from the Charlie-Brown-and-Lucy-Football dept
When T-Mobile was selling its $26 billion Sprint merger to regulators, it told anybody who’d listen that the deal would create a parade of new jobs. In a 2019 blog post that still hasn’t been deleted (amateur move, guys), ex-T-Mobile CEO John Legere didn’t mince words in his predictions:
“So, let me be really clear on this increasingly important topic. This merger is all about creating new, high-quality, high-paying jobs, and the New T-Mobile will be jobs-positive from Day One and every day thereafter. That?s not just a promise. That?s not just a commitment. It?s a fact.”
“…These combined efforts will create nearly 5,600 new American customer care jobs by 2021.”
2021 is here, and a recent SEC filing shows that the company has actually lost about 5,000 jobs in a little under a year and a half. That number could potentially be even higher. As noted last April, T-Mobile quickly set about immediately shuttering its Metro prepaid division (a decision that had nothing to do with COVID), resulting in an estimated 6,000 layoffs (something T-Mobile said wouldn’t happen). Last June, the company fired hundreds of additional Sprint employees during a conference call that lasted all of six minutes.
There’s likely more where that came from, as the company is still operating dual headquarters in both the Pacific Northwest and Overland Park, Kansas. In most mergers like this, the acquiring company tries to keep things the same for about a year to keep folks calm before the hatchets are unveiled.
Of course, this is all something that consumer groups, antitrust experts, unions, and even Wall Street stock jocks predicted. Most of those folks predicted that, even though it would take time, the deal would eliminate anywhere between 10,000 and 30,000 jobs. That’s in addition to their complaints that the deal effectively reduced US wireless competition by 25% via 4-3 carrier consolidation, something that historically always, sooner or later, results in higher prices for consumers (see: Canada, Ireland, Germany).
Granted in his original blog post, Legere made fun of those critics and insisted they were simply making shit up:
“I guess if the real numbers don?t tell the story you want, you can just make up new ones? It?s actually offensive.”
Yes, accurate predictions are so offensive. Granted John Legere, who successfully built T-Mobile from an also-ran into a major competitor (thanks in part to regulators blocking AT&T’s 2011 merger with T-Mobile), was quick to leave the company shortly after the deal, offloading his Central Park West Penthouse to Giorgio Armani for $17.5 million (how many employee jobs is that?). And as Light Reading notes, T-Mobile’s revenues continue to soar as it continues job cuts it promised wouldn’t happen:
“In 2015, T-Mobile was making about $650,000 per employee. Last year, it generated almost $912,000. For workers at the company, that is not a source of comfort.”
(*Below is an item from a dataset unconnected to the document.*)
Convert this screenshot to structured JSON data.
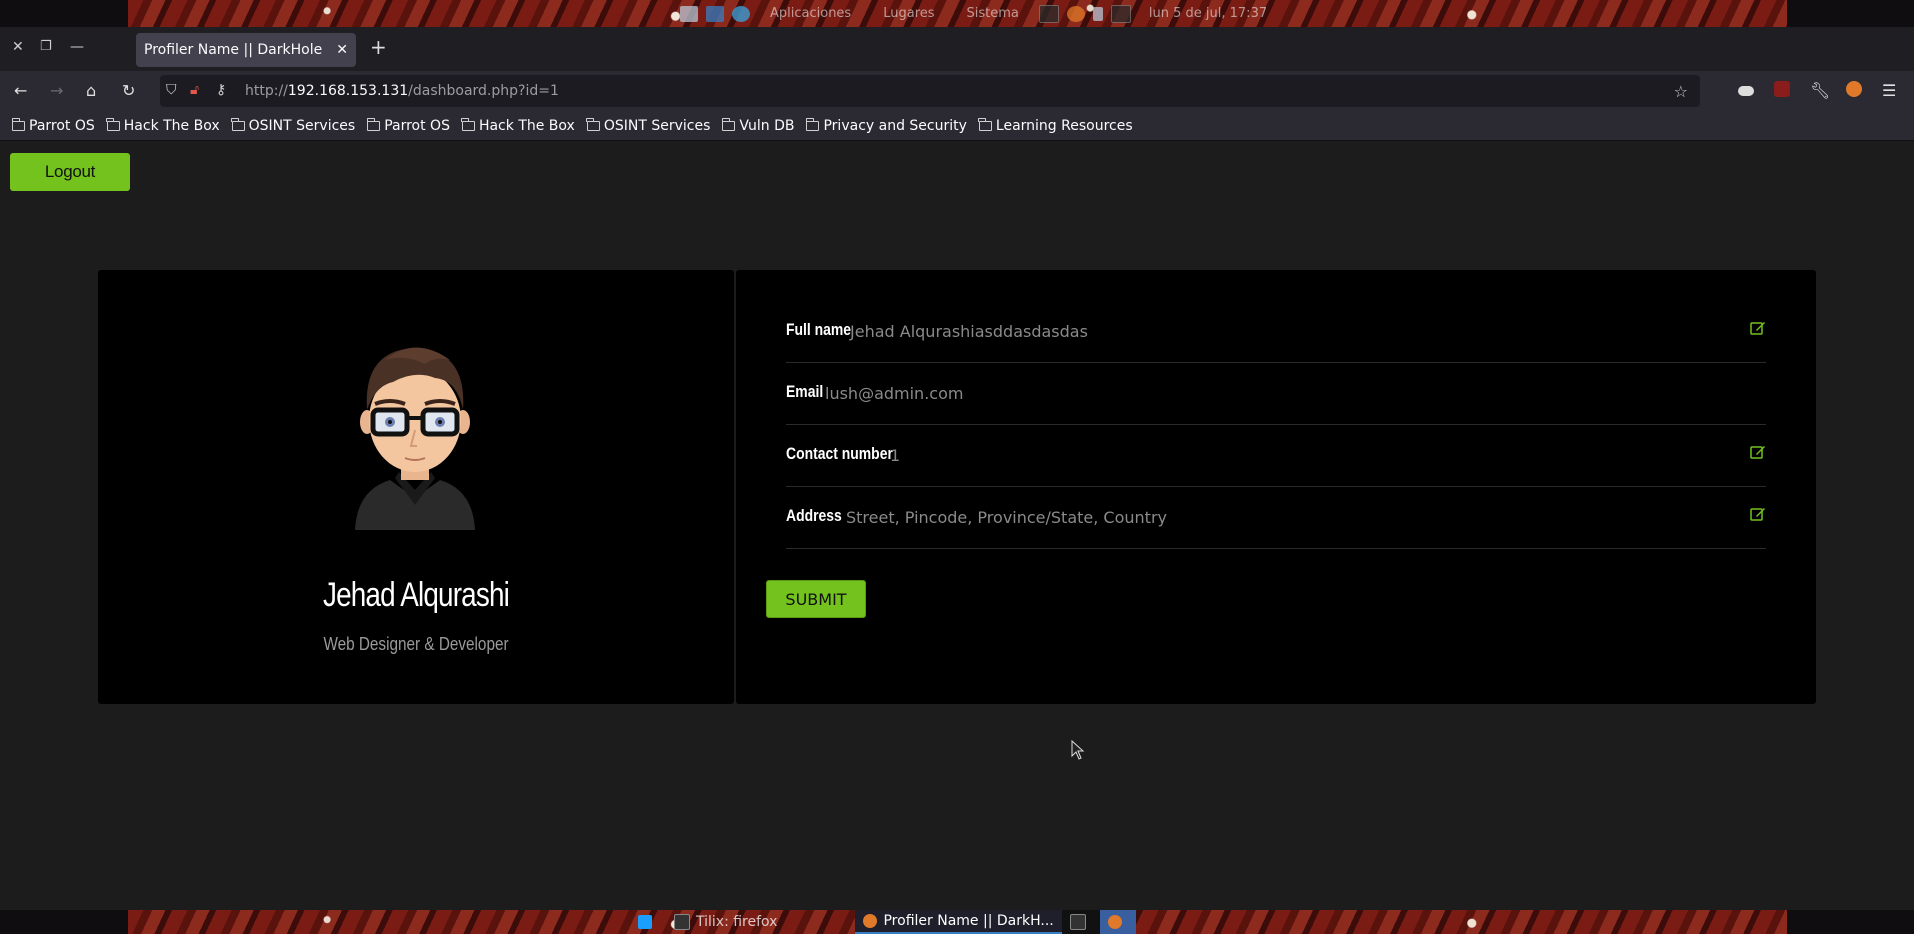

Granted this happens absolutely every time there’s a major telecom merger. Companies throw out bullshit job growth claims, knowing full well such consolidation inevitably will result in massive job cuts a year or two later as redundant positions are eliminated. The press hypes the false merger “synergy” claims, then (usually) can’t be bothered to follow up with reports highlighting how the promises were empty. It’s a massive ouroboros of dysfunction, and no matter how many times we live through the exact same experience (AT&T’s countless mergers, Verizon’s countless mergers, Comcast’s repeated mergers), America has a severe allergy to learning absolutely anything from experience.
Mindless consolidation and “growth for growth’s sake” hurts employees, markets, and consumers. Full stop. Regulators could have forced Sprint to find another suitor, preferably one that didn’t result in a loss of overall competitors (Dish, Comcast, Charter, Google, Amazon). Instead we signed off on another massive deal, based on a parade of false promises. Then, in two or three years when US wireless prices (already some of the highest in the developed world) are even higher, everybody will stand around with a dumb look on their faces wondering how exactly we got this point. Wash, rinse, repeat.